> **What you should do**
Scan the records for "title". Show the matching lines.

[Component data from apps and pages]

BEGIN

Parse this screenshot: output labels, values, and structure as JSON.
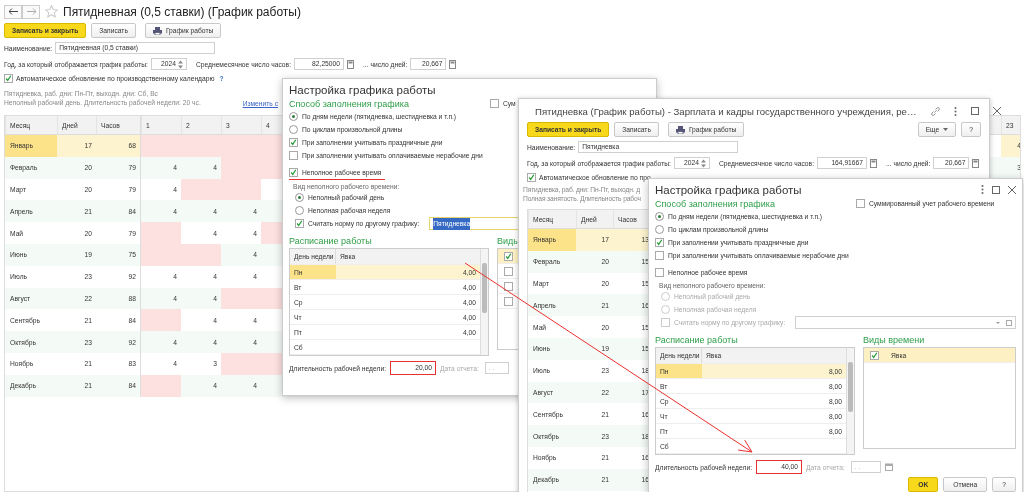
{
  "main": {
    "title": "Пятидневная (0,5 ставки) (График работы)",
    "buttons": [
      {
        "label": "Записать и закрыть",
        "kind": "primary"
      },
      {
        "label": "Записать",
        "kind": "plain"
      },
      {
        "label": "График работы",
        "kind": "print"
      }
    ],
    "name": {
      "label": "Наименование:",
      "value": "Пятидневная (0,5 ставки)"
    },
    "year": {
      "label": "Год, за который отображается график работы:",
      "value": "2024"
    },
    "avg_hours": {
      "label": "Среднемесячное число часов:",
      "value": "82,25000"
    },
    "avg_days": {
      "label": "... число дней:",
      "value": "20,667"
    },
    "auto_update": {
      "label": "Автоматическое обновление по производственному календарю",
      "checked": true,
      "help": "?"
    },
    "info": [
      "Пятидневка, раб. дни: Пн-Пт, выходн. дни: Сб, Вс",
      "Неполный рабочий день. Длительность рабочей недели: 20 чс."
    ],
    "change_link": "Изменить с",
    "table": {
      "columns": [
        "Месяц",
        "Дней",
        "Часов",
        "1",
        "2",
        "3",
        "4",
        "23"
      ],
      "rows": [
        {
          "month": "Январь",
          "days": "17",
          "hours": "68",
          "selected": true,
          "cells": [
            {
              "off": true
            },
            {
              "off": true
            },
            {
              "off": true
            },
            {
              "off": true
            },
            {
              "value": "4",
              "off": false
            }
          ]
        },
        {
          "month": "Февраль",
          "days": "20",
          "hours": "79",
          "selected": false,
          "cells": [
            {
              "value": "4",
              "off": false
            },
            {
              "value": "4",
              "off": false
            },
            {
              "off": true
            },
            {
              "off": true
            },
            {
              "value": "3",
              "off": false
            }
          ]
        },
        {
          "month": "Март",
          "days": "20",
          "hours": "79",
          "selected": false,
          "cells": [
            {
              "value": "4",
              "off": false
            },
            {
              "off": true
            },
            {
              "off": true
            }
          ]
        },
        {
          "month": "Апрель",
          "days": "21",
          "hours": "84",
          "selected": false,
          "cells": [
            {
              "value": "4",
              "off": false
            },
            {
              "value": "4",
              "off": false
            },
            {
              "value": "4",
              "off": false
            }
          ]
        },
        {
          "month": "Май",
          "days": "20",
          "hours": "79",
          "selected": false,
          "cells": [
            {
              "off": true
            },
            {
              "value": "4",
              "off": false
            },
            {
              "value": "4",
              "off": false
            },
            {
              "off": true
            }
          ]
        },
        {
          "month": "Июнь",
          "days": "19",
          "hours": "75",
          "selected": false,
          "cells": [
            {
              "off": true
            },
            {
              "off": true
            },
            {
              "value": "4",
              "off": false
            }
          ]
        },
        {
          "month": "Июль",
          "days": "23",
          "hours": "92",
          "selected": false,
          "cells": [
            {
              "value": "4",
              "off": false
            },
            {
              "value": "4",
              "off": false
            },
            {
              "value": "4",
              "off": false
            }
          ]
        },
        {
          "month": "Август",
          "days": "22",
          "hours": "88",
          "selected": false,
          "cells": [
            {
              "value": "4",
              "off": false
            },
            {
              "value": "4",
              "off": false
            },
            {
              "off": true
            },
            {
              "off": true
            }
          ]
        },
        {
          "month": "Сентябрь",
          "days": "21",
          "hours": "84",
          "selected": false,
          "cells": [
            {
              "off": true
            },
            {
              "value": "4",
              "off": false
            },
            {
              "value": "4",
              "off": false
            }
          ]
        },
        {
          "month": "Октябрь",
          "days": "23",
          "hours": "92",
          "selected": false,
          "cells": [
            {
              "value": "4",
              "off": false
            },
            {
              "value": "4",
              "off": false
            },
            {
              "value": "4",
              "off": false
            }
          ]
        },
        {
          "month": "Ноябрь",
          "days": "21",
          "hours": "83",
          "selected": false,
          "cells": [
            {
              "value": "4",
              "off": false
            },
            {
              "value": "3",
              "off": false
            },
            {
              "off": true
            },
            {
              "off": true
            }
          ]
        },
        {
          "month": "Декабрь",
          "days": "21",
          "hours": "84",
          "selected": false,
          "cells": [
            {
              "off": true
            },
            {
              "value": "4",
              "off": false
            },
            {
              "value": "4",
              "off": false
            }
          ]
        }
      ]
    }
  },
  "window2": {
    "title": "Пятидневка (График работы) - Зарплата и кадры государственного учреждения, ре…",
    "buttons": [
      {
        "label": "Записать и закрыть",
        "kind": "primary"
      },
      {
        "label": "Записать",
        "kind": "plain"
      },
      {
        "label": "График работы",
        "kind": "print"
      }
    ],
    "more": "Еще",
    "help": "?",
    "name": {
      "label": "Наименование:",
      "value": "Пятидневка"
    },
    "year": {
      "label": "Год, за который отображается график работы:",
      "value": "2024"
    },
    "avg_hours": {
      "label": "Среднемесячное число часов:",
      "value": "164,91667"
    },
    "avg_days": {
      "label": "... число дней:",
      "value": "20,667"
    },
    "auto_update": {
      "label": "Автоматическое обновление по про",
      "checked": true
    },
    "info": [
      "Пятидневка, раб. дни: Пн-Пт, выходн. д",
      "Полная занятость. Длительность рабоч"
    ],
    "table": {
      "columns": [
        "Месяц",
        "Дней",
        "Часов"
      ],
      "rows": [
        {
          "month": "Январь",
          "days": "17",
          "hours": "13",
          "selected": true
        },
        {
          "month": "Февраль",
          "days": "20",
          "hours": "15",
          "selected": false
        },
        {
          "month": "Март",
          "days": "20",
          "hours": "15",
          "selected": false
        },
        {
          "month": "Апрель",
          "days": "21",
          "hours": "16",
          "selected": false
        },
        {
          "month": "Май",
          "days": "20",
          "hours": "15",
          "selected": false
        },
        {
          "month": "Июнь",
          "days": "19",
          "hours": "15",
          "selected": false
        },
        {
          "month": "Июль",
          "days": "23",
          "hours": "18",
          "selected": false
        },
        {
          "month": "Август",
          "days": "22",
          "hours": "17",
          "selected": false
        },
        {
          "month": "Сентябрь",
          "days": "21",
          "hours": "16",
          "selected": false
        },
        {
          "month": "Октябрь",
          "days": "23",
          "hours": "18",
          "selected": false
        },
        {
          "month": "Ноябрь",
          "days": "21",
          "hours": "16",
          "selected": false
        },
        {
          "month": "Декабрь",
          "days": "21",
          "hours": "16",
          "selected": false
        }
      ]
    }
  },
  "dialogs": [
    {
      "title": "Настройка графика работы",
      "fill_header": "Способ заполнения графика",
      "summed": {
        "label": "Сум",
        "checked": false
      },
      "fill_modes": [
        {
          "label": "По дням недели (пятидневка, шестидневка и т.п.)",
          "selected": true
        },
        {
          "label": "По циклам произвольной длины",
          "selected": false
        }
      ],
      "options": [
        {
          "label": "При заполнении учитывать праздничные дни",
          "checked": true
        },
        {
          "label": "При заполнении учитывать оплачиваемые нерабочие дни",
          "checked": false
        }
      ],
      "part_time": {
        "label": "Неполное рабочее время",
        "checked": true,
        "highlighted": true
      },
      "part_kind_label": "Вид неполного рабочего времени:",
      "part_kinds": [
        {
          "label": "Неполный рабочий день",
          "selected": true
        },
        {
          "label": "Неполная рабочая неделя",
          "selected": false
        }
      ],
      "other_norm": {
        "label": "Считать норму по другому графику:",
        "checked": true,
        "value": "Пятидневка",
        "value_selected": true
      },
      "schedule_header": "Расписание работы",
      "schedule_columns": [
        "День недели",
        "Явка"
      ],
      "schedule": [
        {
          "day": "Пн",
          "hours": "4,00",
          "selected": true
        },
        {
          "day": "Вт",
          "hours": "4,00",
          "selected": false
        },
        {
          "day": "Ср",
          "hours": "4,00",
          "selected": false
        },
        {
          "day": "Чт",
          "hours": "4,00",
          "selected": false
        },
        {
          "day": "Пт",
          "hours": "4,00",
          "selected": false
        },
        {
          "day": "Сб",
          "selected": false
        }
      ],
      "kinds_header": "Виды",
      "kinds": [
        {
          "checked": true,
          "selected": true
        },
        {
          "checked": false,
          "selected": false
        },
        {
          "checked": false,
          "selected": false
        },
        {
          "checked": false,
          "selected": false
        }
      ],
      "week_length": {
        "label": "Длительность рабочей недели:",
        "value": "20,00",
        "highlighted": true
      },
      "report_date": {
        "label": "Дата отчета:",
        "placeholder": ". ."
      }
    },
    {
      "title": "Настройка графика работы",
      "window_controls": true,
      "fill_header": "Способ заполнения графика",
      "summed": {
        "label": "Суммированный учет рабочего времени",
        "checked": false
      },
      "fill_modes": [
        {
          "label": "По дням недели (пятидневка, шестидневка и т.п.)",
          "selected": true
        },
        {
          "label": "По циклам произвольной длины",
          "selected": false
        }
      ],
      "options": [
        {
          "label": "При заполнении учитывать праздничные дни",
          "checked": true
        },
        {
          "label": "При заполнении учитывать оплачиваемые нерабочие дни",
          "checked": false
        }
      ],
      "part_time": {
        "label": "Неполное рабочее время",
        "checked": false,
        "highlighted": false
      },
      "part_kind_label": "Вид неполного рабочего времени:",
      "part_kinds": [
        {
          "label": "Неполный рабочий день",
          "selected": false
        },
        {
          "label": "Неполная рабочая неделя",
          "selected": false
        }
      ],
      "other_norm": {
        "label": "Считать норму по другому графику:",
        "checked": false
      },
      "schedule_header": "Расписание работы",
      "schedule_columns": [
        "День недели",
        "Явка"
      ],
      "schedule": [
        {
          "day": "Пн",
          "hours": "8,00",
          "selected": true
        },
        {
          "day": "Вт",
          "hours": "8,00",
          "selected": false
        },
        {
          "day": "Ср",
          "hours": "8,00",
          "selected": false
        },
        {
          "day": "Чт",
          "hours": "8,00",
          "selected": false
        },
        {
          "day": "Пт",
          "hours": "8,00",
          "selected": false
        },
        {
          "day": "Сб",
          "selected": false
        }
      ],
      "kinds_header": "Виды времени",
      "kinds": [
        {
          "label": "Явка",
          "checked": true,
          "selected": true
        }
      ],
      "week_length": {
        "label": "Длительность рабочей недели:",
        "value": "40,00",
        "highlighted": true
      },
      "report_date": {
        "label": "Дата отчета:",
        "placeholder": ". ."
      },
      "buttons": [
        {
          "label": "OK",
          "kind": "primary"
        },
        {
          "label": "Отмена",
          "kind": "plain"
        },
        {
          "label": "?",
          "kind": "plain"
        }
      ]
    }
  ]
}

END

> **Result of this exercise**
    "title": "Пятидневная (0,5 ставки) (График работы)",
    "title": "Пятидневка (График работы) - Зарплата и кадры государственного учреждения, ре…",
      "title": "Настройка графика работы",
      "title": "Настройка графика работы",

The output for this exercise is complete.